last albums that featured the most classic Temptations lineup. A decade
later they recorded ‘Give Love on Christmas’ with Dennis Edwards, Glenn
Leonard and Melvin Franklin’s booming bass giving ‘Silent Night’ a much
needed Temptations update.
Let It Snow’ — Boyz II Men
From Christmas Interpretations (Motown, 1993).
At the peak of their fame and artistry, Boyz II Men teamed with Brian
McKnight on an original version of ‘Let it Snow’ that was penned by McKnight
and Wanya Morris. The album it appeared on, ‘Christmas Interpretations,’ may
be the best holiday album recorded by any contemporary R&B act.
At Christmas Time’ — Luther Vandross
From 12″ (Cotillion, 1976). Also on Slow Jams Christmas Vol 1.
Years before Luther Vandross became Luther Vandross, the emerging soul
singer recorded ‘At Christmas Time’ (1976). Given Vandross’ reputation as
the greatest soul vocalist of his generation, that means that ‘At Christmas
Time’ is indeed something special.
Hallelujah‘ — Handel’s Messiah
From Handel’s Messiah:A Soulful Celebration (Word, 1992)
In 1992, Mervyn Warren and Quincy Jones brought together a veritable who’s
who of black music to record ‘Handel’s Messiah: A Soulful Celebration.’
Included among them were Al Jarreau, Chaka Khan, Take 6, Jeffrey Osborne,
Gladys Knight, Andre Crouch, Dianne Reeves, Stevie Wonder, The Boys Choir of
Harlem, Vanessa Williams, as well as actors Clifton Davis, Charles S.

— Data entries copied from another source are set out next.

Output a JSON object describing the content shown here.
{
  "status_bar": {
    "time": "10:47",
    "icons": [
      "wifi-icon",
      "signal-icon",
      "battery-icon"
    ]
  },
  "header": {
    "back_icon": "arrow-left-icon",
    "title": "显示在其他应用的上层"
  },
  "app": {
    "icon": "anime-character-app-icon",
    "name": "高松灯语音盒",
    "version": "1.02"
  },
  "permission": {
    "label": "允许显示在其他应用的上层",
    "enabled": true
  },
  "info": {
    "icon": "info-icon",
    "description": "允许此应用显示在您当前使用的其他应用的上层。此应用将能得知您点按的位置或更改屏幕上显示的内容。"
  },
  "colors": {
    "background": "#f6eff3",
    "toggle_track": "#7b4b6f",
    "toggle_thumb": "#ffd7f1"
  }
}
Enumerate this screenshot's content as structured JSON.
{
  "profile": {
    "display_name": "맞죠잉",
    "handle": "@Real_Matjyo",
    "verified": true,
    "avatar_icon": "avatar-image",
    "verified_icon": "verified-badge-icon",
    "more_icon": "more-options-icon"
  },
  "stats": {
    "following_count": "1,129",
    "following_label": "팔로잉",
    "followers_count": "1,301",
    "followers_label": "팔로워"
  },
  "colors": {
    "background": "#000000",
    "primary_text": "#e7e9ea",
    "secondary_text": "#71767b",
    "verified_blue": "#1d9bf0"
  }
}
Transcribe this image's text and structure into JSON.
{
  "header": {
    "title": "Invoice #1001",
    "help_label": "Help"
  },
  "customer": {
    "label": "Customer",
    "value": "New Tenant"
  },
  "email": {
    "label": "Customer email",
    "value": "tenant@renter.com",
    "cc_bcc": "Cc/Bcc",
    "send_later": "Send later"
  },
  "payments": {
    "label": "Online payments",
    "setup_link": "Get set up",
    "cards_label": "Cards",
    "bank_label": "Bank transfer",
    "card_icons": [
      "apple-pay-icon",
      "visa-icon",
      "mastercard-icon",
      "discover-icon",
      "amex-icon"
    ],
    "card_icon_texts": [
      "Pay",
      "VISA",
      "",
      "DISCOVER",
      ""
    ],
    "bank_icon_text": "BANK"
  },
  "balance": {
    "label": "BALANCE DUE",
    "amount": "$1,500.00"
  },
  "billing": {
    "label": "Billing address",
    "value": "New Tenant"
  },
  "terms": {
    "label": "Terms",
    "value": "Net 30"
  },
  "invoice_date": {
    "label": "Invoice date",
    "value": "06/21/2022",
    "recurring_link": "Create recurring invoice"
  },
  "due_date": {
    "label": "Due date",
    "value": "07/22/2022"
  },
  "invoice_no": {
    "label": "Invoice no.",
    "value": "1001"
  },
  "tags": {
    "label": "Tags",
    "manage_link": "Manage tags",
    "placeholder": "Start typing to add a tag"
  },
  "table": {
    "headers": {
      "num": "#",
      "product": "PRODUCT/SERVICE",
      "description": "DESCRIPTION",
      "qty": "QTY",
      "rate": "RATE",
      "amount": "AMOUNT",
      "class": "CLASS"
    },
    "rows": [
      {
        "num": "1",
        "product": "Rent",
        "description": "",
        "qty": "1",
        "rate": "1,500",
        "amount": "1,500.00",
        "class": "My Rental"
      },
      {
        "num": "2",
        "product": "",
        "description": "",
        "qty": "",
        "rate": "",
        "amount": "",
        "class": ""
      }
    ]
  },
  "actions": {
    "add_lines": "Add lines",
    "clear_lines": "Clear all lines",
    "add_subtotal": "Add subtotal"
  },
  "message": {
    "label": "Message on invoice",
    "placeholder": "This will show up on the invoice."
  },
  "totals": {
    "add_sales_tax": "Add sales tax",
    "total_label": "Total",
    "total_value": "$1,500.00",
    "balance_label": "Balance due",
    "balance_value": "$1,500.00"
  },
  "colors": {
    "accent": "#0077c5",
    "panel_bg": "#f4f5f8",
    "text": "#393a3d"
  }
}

Dutton, Phylicia Rashad and Kim Fields, many of whom appear on the album’s
closing rendition of ‘The Hallelujah Chorus.’ Handel ain’t never sound so
The Christmas Song‘ — Nat King Cole
From 7″ (Capitol, 1946). Also on The Christmas Song.
In all honesty, you haven’t really experienced the Christmas season if you
haven’t heard Nat King Cole doing his thing. Arguably Cole’s version of ‘The
Christmas Song’ has surpassed even Bing Crosby’s ‘White Christmas’ as the
quintessential American Christmas song.
This Christmas‘ — Donny Hathaway
From 7″ (B-side of Roberta Flack’s 25th of Last December) (Atlantic, 1978). Also on Soul Christmas.
Donny Hathaway is so deserving of the tag “genius” that it is somewhat
ironic that ‘This Christmas” might be his most well known song. Nevertheless
if black America has a clear-cut holiday anthem, it’s this Hathaway
original. Like the man said, “Shake a hand, shake hand.”